Does invoicing reduce fraudulent sales?

I sell through PayPal, and in the past couple of years I’ve had 5 fraudulent sales (ie. the owner of the PayPal account disputed the sale by saying they didn’t authorise it).

The other day I saw PayPal’s Business app in Apple’s App Store, where it lets you invoice users for their purchase. After playing with it for a bit, it seems to me like it has the potential to reduce fraud, as you collect payment before the user gets their license for your product? So in the case of those 5 users, they would dispute the invoice without parting with their money first? And thus stop me sending a license key for no reason?

Am I right in thinking like this? That is: it’s better to go from taking their money and fixing the problem later, to fixing the problem first before taking any money.


Interesting question. I don’t know the direct answer, but here are some thoughts I had:

  • Are the 5 fraudulent sales an insignificant % of your total sales? If so, maybe it is easier just to roll with it. It sucks when it happens, but it is better than making things more complicated for all the rest of your customers.

  • Do you think some “fraudulent” sales were actually genuine but the buyer changed their mind? If so, perhaps your sales copy and the “thanks for ordering emails” should emphasise your refund policy so that purchasers know they can ask for a refund without abusing the PayPal “report fraud” system.

Hi Steve,

I think it was a little from both (although I can’t prove it). Two if the disputed sales were for one of my products, and the other three were when I had a “bundle” sale and the buyer got several products for one lower price, and then promptly disputed it once they received their licenses.

Therefore it seems to me that if they were invoiced first, and if it were truly fraud (ie. a hacked PayPal account), then the legit owner of the account would get the invoice and reject it, thus not waste anyone’s time with mistakenly-issued license codes and the refund procedure (which makes you look bad with PayPal).

I don’t suffer refunds or disputes enough for this to be an on-going concern, but I was more thinking this might be the best approach from now on just to avoid the possibility of them in future.

The usual work flow is:

You send quote
Customer sends purchase order
You send invoice and license key
Customer pays invoice, usually within 30 days

But an alternative is:

You send quote
Customers expresses wish to pay
You send proforma invoice
Customer pays
You send license key

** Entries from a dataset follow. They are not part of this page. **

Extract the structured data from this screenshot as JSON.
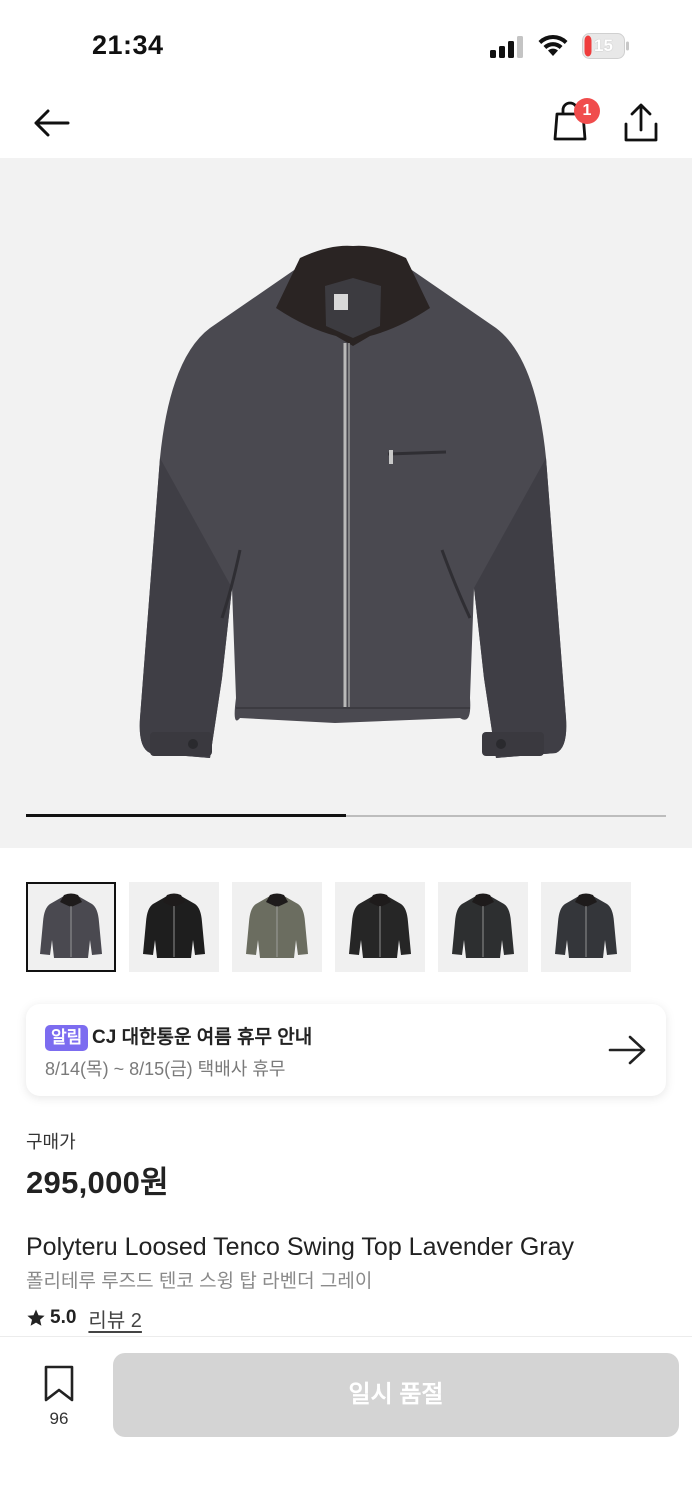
{
  "status_bar": {
    "time": "21:34",
    "battery": "15",
    "icons": [
      "signal-icon",
      "wifi-icon",
      "battery-icon"
    ]
  },
  "header": {
    "icons": [
      "back-arrow-icon",
      "shopping-bag-icon",
      "share-icon"
    ],
    "cart_badge": "1"
  },
  "gallery": {
    "progress": 0.5,
    "thumbnail_count": 6,
    "selected_index": 0,
    "thumbnail_colors": [
      "#4a4950",
      "#1e1e1e",
      "#6b6d60",
      "#262626",
      "#2d2f30",
      "#34363a"
    ]
  },
  "notice": {
    "tag": "알림",
    "title": "CJ 대한통운 여름 휴무 안내",
    "subtitle": "8/14(목) ~ 8/15(금) 택배사 휴무",
    "icon": "arrow-right-icon"
  },
  "product": {
    "price_label": "구매가",
    "price": "295,000원",
    "name_en": "Polyteru Loosed Tenco Swing Top Lavender Gray",
    "name_ko": "폴리테루 루즈드 텐코 스윙 탑 라벤더 그레이",
    "rating": "5.0",
    "review_label": "리뷰 2"
  },
  "bottom_bar": {
    "bookmark_count": "96",
    "button_label": "일시 품절"
  },
  "colors": {
    "badge": "#f04c4c",
    "notice_tag": "#7c6cf0",
    "disabled_button": "#d4d4d4",
    "jacket": "#4a4950"
  }
}
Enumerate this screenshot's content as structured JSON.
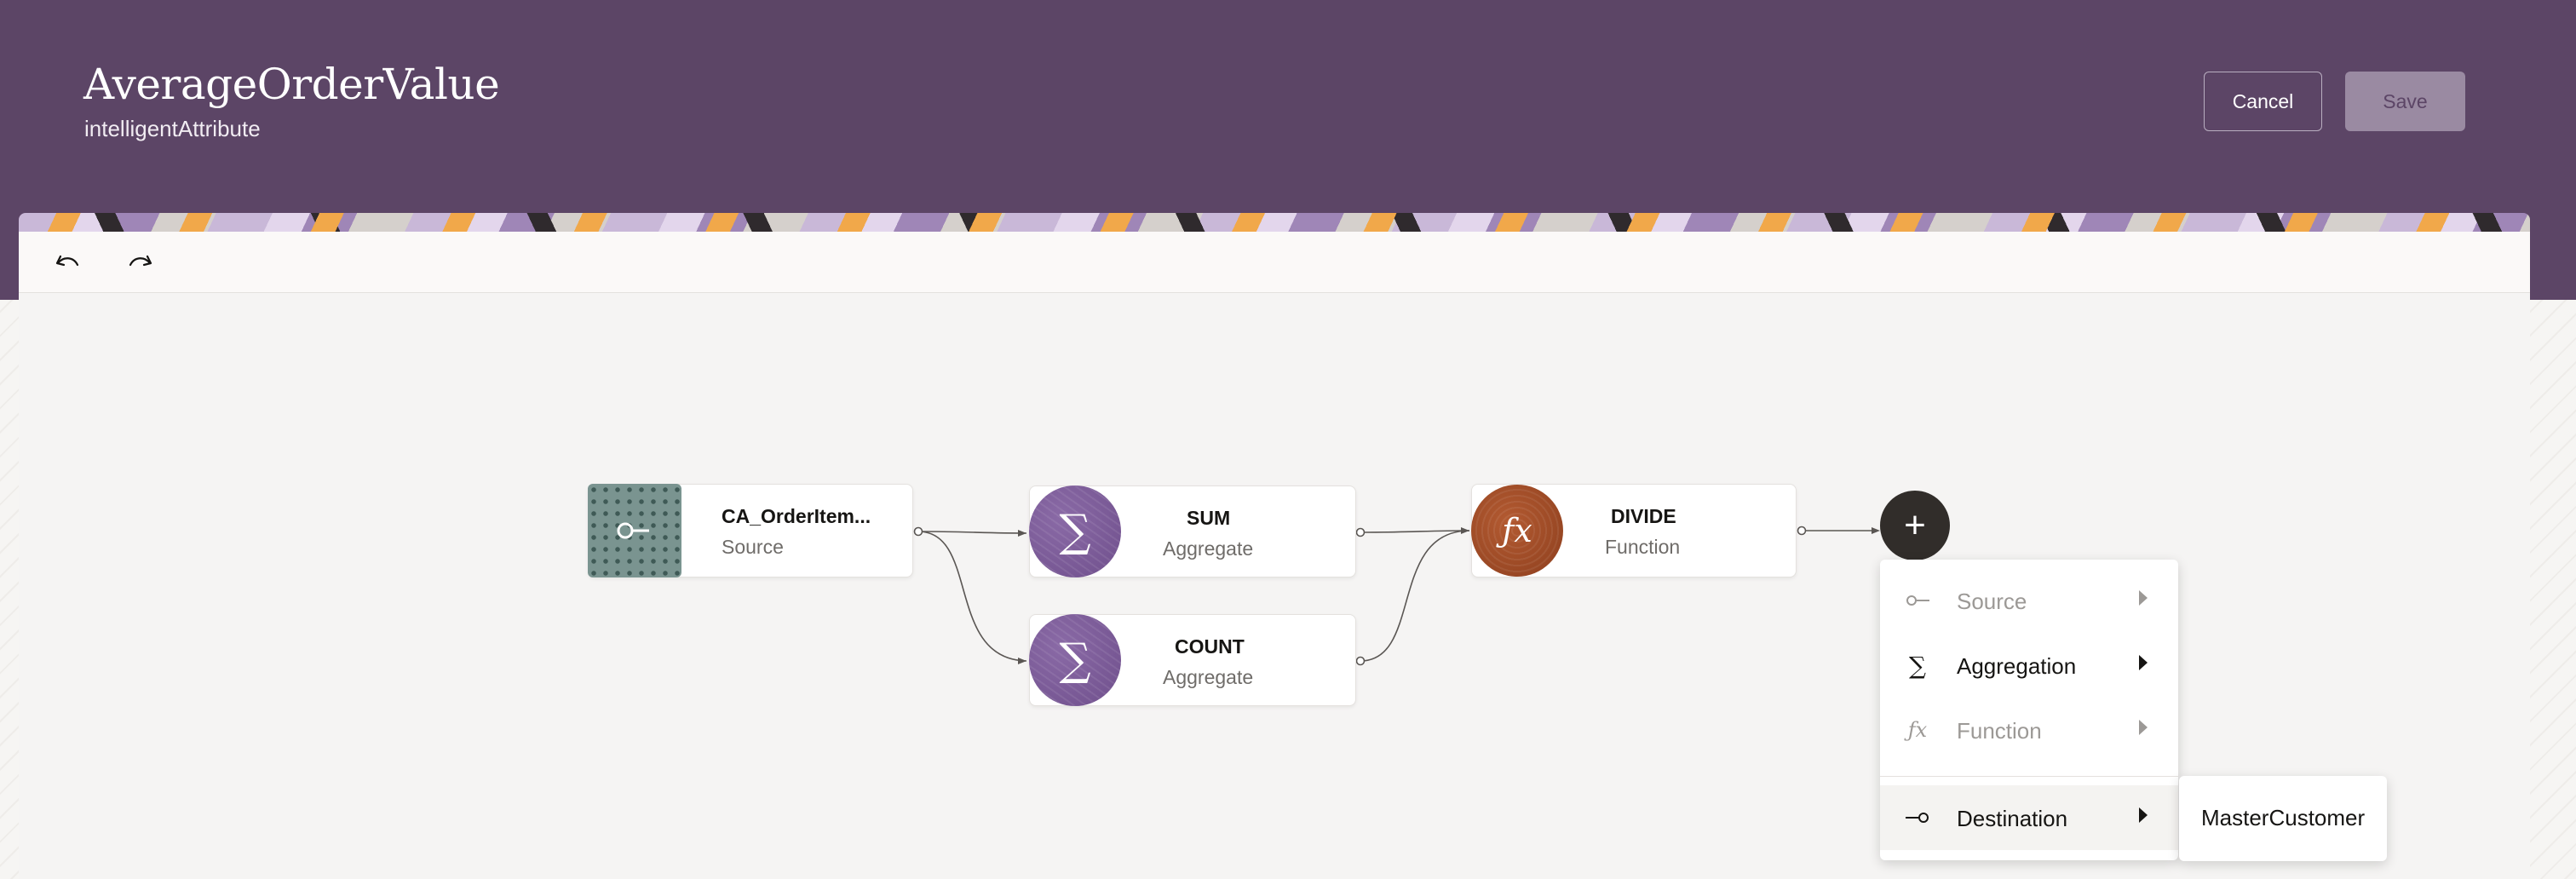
{
  "header": {
    "title": "AverageOrderValue",
    "subtitle": "intelligentAttribute",
    "cancel_label": "Cancel",
    "save_label": "Save",
    "background_color": "#5c4566"
  },
  "toolbar": {
    "undo_icon": "undo-icon",
    "redo_icon": "redo-icon"
  },
  "canvas": {
    "nodes": [
      {
        "id": "source",
        "title": "CA_OrderItem...",
        "subtitle": "Source",
        "icon": "source-key-icon"
      },
      {
        "id": "sum",
        "title": "SUM",
        "subtitle": "Aggregate",
        "icon": "sigma-icon",
        "glyph": "∑"
      },
      {
        "id": "count",
        "title": "COUNT",
        "subtitle": "Aggregate",
        "icon": "sigma-icon",
        "glyph": "∑"
      },
      {
        "id": "divide",
        "title": "DIVIDE",
        "subtitle": "Function",
        "icon": "function-icon",
        "glyph": "ƒx"
      }
    ],
    "add_button": {
      "glyph": "+",
      "icon": "plus-icon"
    }
  },
  "add_menu": {
    "items": [
      {
        "label": "Source",
        "icon": "source-icon",
        "glyph": "○—",
        "enabled": false
      },
      {
        "label": "Aggregation",
        "icon": "sigma-icon",
        "glyph": "∑",
        "enabled": true
      },
      {
        "label": "Function",
        "icon": "function-icon",
        "glyph": "ƒx",
        "enabled": false
      },
      {
        "label": "Destination",
        "icon": "destination-icon",
        "glyph": "—○",
        "enabled": true,
        "active": true
      }
    ],
    "submenu": {
      "items": [
        "MasterCustomer"
      ]
    }
  }
}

I would try not to loose too much sleep over the occasional fraud. It is just a cost of doing business, unfortunately.


Thanks Andy. I suppose the invoice could include the EULA and Terms of Sale too, so the user knows what they’re buying into (ie. support is/not included by phone, update policy, etc). Just musing out loud.

Depending on the amount and whether that customer purchased before, I also send a temporary license file with proforma invoice. Final one is sent after payment arrives. I set at least twice the time specified for payment, e.g. 60 days for temp license if invoice says payment in 30 days. Delays with invoices are not that uncommon. Generally, I realy hate dealing with invoices, I always try to direct customers to payment processor first.

Normally EULA is part of your software install or onboarding and terms are on the website. It wouldn’t be usual to put them on an invoice.